An orderly region, whose white wines are prized throughout Italy for their precision and fresh fruit, rising to fame in the 1970s with Mario Schiopetto’s revolutionary wines, which arguably laid the foundations for the future of Italian white wines.
The wines are usually named after their varieties and traditionally producers will make many different wines with very similar labels.
The best sub-zones border Slovenia: the Carso, Collio (www.collio.it) and the Colli Orientali, where small producers dominate and their output is an anarchic mix from amphora fermented to ultra-clean reductive winemaking. The Colli Orientali is essentially an extension of the Collio, though the former is in the province of Udine, the latter Gorizia. The rules for Collio are also tighter and insist on the vineyards being on a slope.
The Grave is the largest zone and here Pinot Grigio rules with Prosecco on the huge rise.
There are pockets of extraordinary winemaking in the lesser sub-zones like the Isonzo and Aquileia, but the most interesting zone of all may be towards the hills of Valeriano. These have no official recognition, but have been brought alive through the recovery of ancient vines by Emilio Bulfon.
Cassis, soft berry fruit damson and plum, some mocha and cocoa. Still comparatively young, the tannins have some grip and whilst enjoyable it is a little unwieldy, nothing that a few years won’t iron out.
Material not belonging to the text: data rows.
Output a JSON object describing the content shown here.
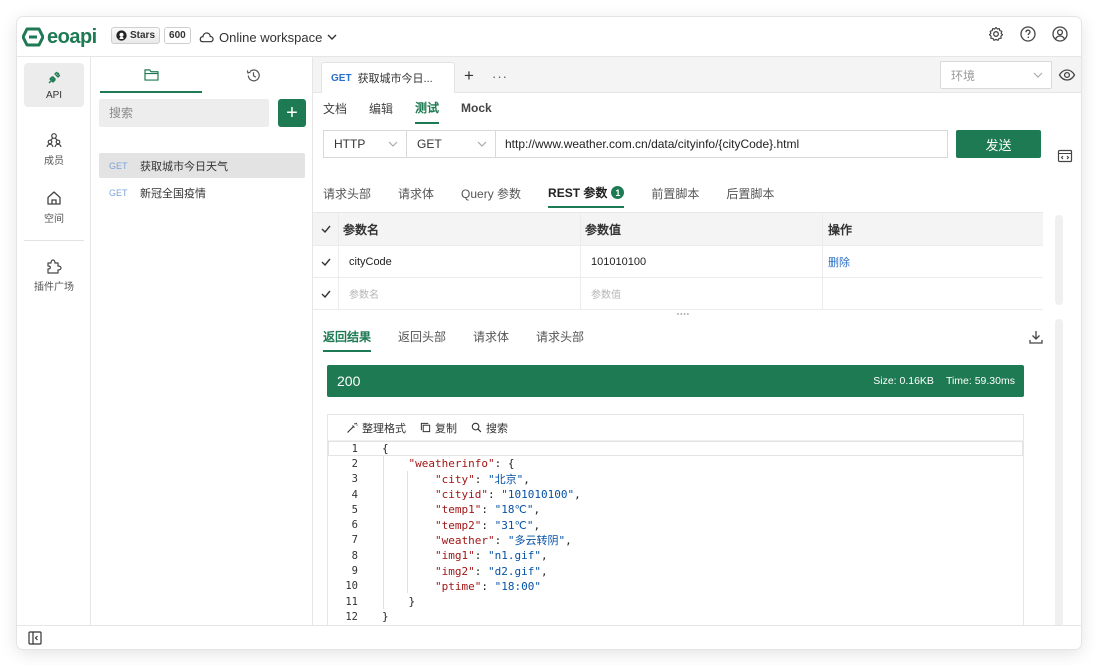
{
  "app": {
    "logo_text": "eoapi",
    "github": {
      "stars_label": "Stars",
      "stars_count": "600"
    },
    "workspace": "Online workspace",
    "header_icons": [
      "settings-icon",
      "help-icon",
      "user-icon"
    ]
  },
  "rail": {
    "items": [
      {
        "label": "API",
        "icon": "api-icon",
        "active": true
      },
      {
        "label": "成员",
        "icon": "members-icon"
      },
      {
        "label": "空间",
        "icon": "home-icon"
      },
      {
        "label": "插件广场",
        "icon": "puzzle-icon"
      }
    ]
  },
  "sidebar": {
    "search_placeholder": "搜索",
    "add_label": "+",
    "apis": [
      {
        "method": "GET",
        "name": "获取城市今日天气",
        "active": true
      },
      {
        "method": "GET",
        "name": "新冠全国疫情"
      }
    ]
  },
  "tabs": {
    "active_tab": {
      "method": "GET",
      "title": "获取城市今日..."
    },
    "plus": "+",
    "more": "···",
    "env_placeholder": "环境"
  },
  "modes": [
    "文档",
    "编辑",
    "测试",
    "Mock"
  ],
  "active_mode": "测试",
  "request": {
    "protocol": "HTTP",
    "method": "GET",
    "url": "http://www.weather.com.cn/data/cityinfo/{cityCode}.html",
    "send_label": "发送"
  },
  "request_tabs": {
    "items": [
      "请求头部",
      "请求体",
      "Query 参数",
      "REST 参数",
      "前置脚本",
      "后置脚本"
    ],
    "active": "REST 参数",
    "rest_badge": "1"
  },
  "params_table": {
    "headers": {
      "name": "参数名",
      "value": "参数值",
      "action": "操作"
    },
    "rows": [
      {
        "name": "cityCode",
        "value": "101010100",
        "action": "删除"
      }
    ],
    "empty_row": {
      "name_placeholder": "参数名",
      "value_placeholder": "参数值"
    }
  },
  "response_tabs": {
    "items": [
      "返回结果",
      "返回头部",
      "请求体",
      "请求头部"
    ],
    "active": "返回结果"
  },
  "response": {
    "status_code": "200",
    "size": "Size: 0.16KB",
    "time": "Time: 59.30ms",
    "toolbar": {
      "format": "整理格式",
      "copy": "复制",
      "search": "搜索"
    },
    "lines": [
      {
        "n": "1",
        "indent": "",
        "segs": [
          [
            "p",
            "{"
          ]
        ]
      },
      {
        "n": "2",
        "indent": "    ",
        "segs": [
          [
            "k",
            "\"weatherinfo\""
          ],
          [
            "p",
            ": {"
          ]
        ]
      },
      {
        "n": "3",
        "indent": "        ",
        "segs": [
          [
            "k",
            "\"city\""
          ],
          [
            "p",
            ": "
          ],
          [
            "s",
            "\"北京\""
          ],
          [
            "p",
            ","
          ]
        ]
      },
      {
        "n": "4",
        "indent": "        ",
        "segs": [
          [
            "k",
            "\"cityid\""
          ],
          [
            "p",
            ": "
          ],
          [
            "s",
            "\"101010100\""
          ],
          [
            "p",
            ","
          ]
        ]
      },
      {
        "n": "5",
        "indent": "        ",
        "segs": [
          [
            "k",
            "\"temp1\""
          ],
          [
            "p",
            ": "
          ],
          [
            "s",
            "\"18℃\""
          ],
          [
            "p",
            ","
          ]
        ]
      },
      {
        "n": "6",
        "indent": "        ",
        "segs": [
          [
            "k",
            "\"temp2\""
          ],
          [
            "p",
            ": "
          ],
          [
            "s",
            "\"31℃\""
          ],
          [
            "p",
            ","
          ]
        ]
      },
      {
        "n": "7",
        "indent": "        ",
        "segs": [
          [
            "k",
            "\"weather\""
          ],
          [
            "p",
            ": "
          ],
          [
            "s",
            "\"多云转阴\""
          ],
          [
            "p",
            ","
          ]
        ]
      },
      {
        "n": "8",
        "indent": "        ",
        "segs": [
          [
            "k",
            "\"img1\""
          ],
          [
            "p",
            ": "
          ],
          [
            "s",
            "\"n1.gif\""
          ],
          [
            "p",
            ","
          ]
        ]
      },
      {
        "n": "9",
        "indent": "        ",
        "segs": [
          [
            "k",
            "\"img2\""
          ],
          [
            "p",
            ": "
          ],
          [
            "s",
            "\"d2.gif\""
          ],
          [
            "p",
            ","
          ]
        ]
      },
      {
        "n": "10",
        "indent": "        ",
        "segs": [
          [
            "k",
            "\"ptime\""
          ],
          [
            "p",
            ": "
          ],
          [
            "s",
            "\"18:00\""
          ]
        ]
      },
      {
        "n": "11",
        "indent": "    ",
        "segs": [
          [
            "p",
            "}"
          ]
        ]
      },
      {
        "n": "12",
        "indent": "",
        "segs": [
          [
            "p",
            "}"
          ]
        ]
      }
    ]
  },
  "colors": {
    "accent": "#1e7a52",
    "method_blue": "#2a6fc9"
  }
}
A thoughtful and complex wine with beautifully weighted peach, lemon and apricot fruit. Delicate mineral and floral elements with a touch of vanilla spice. This is a style of Chardonnay that I find irresistible, restrained and nuanced, just a touch of lees, very correct and a pleasure on many levels.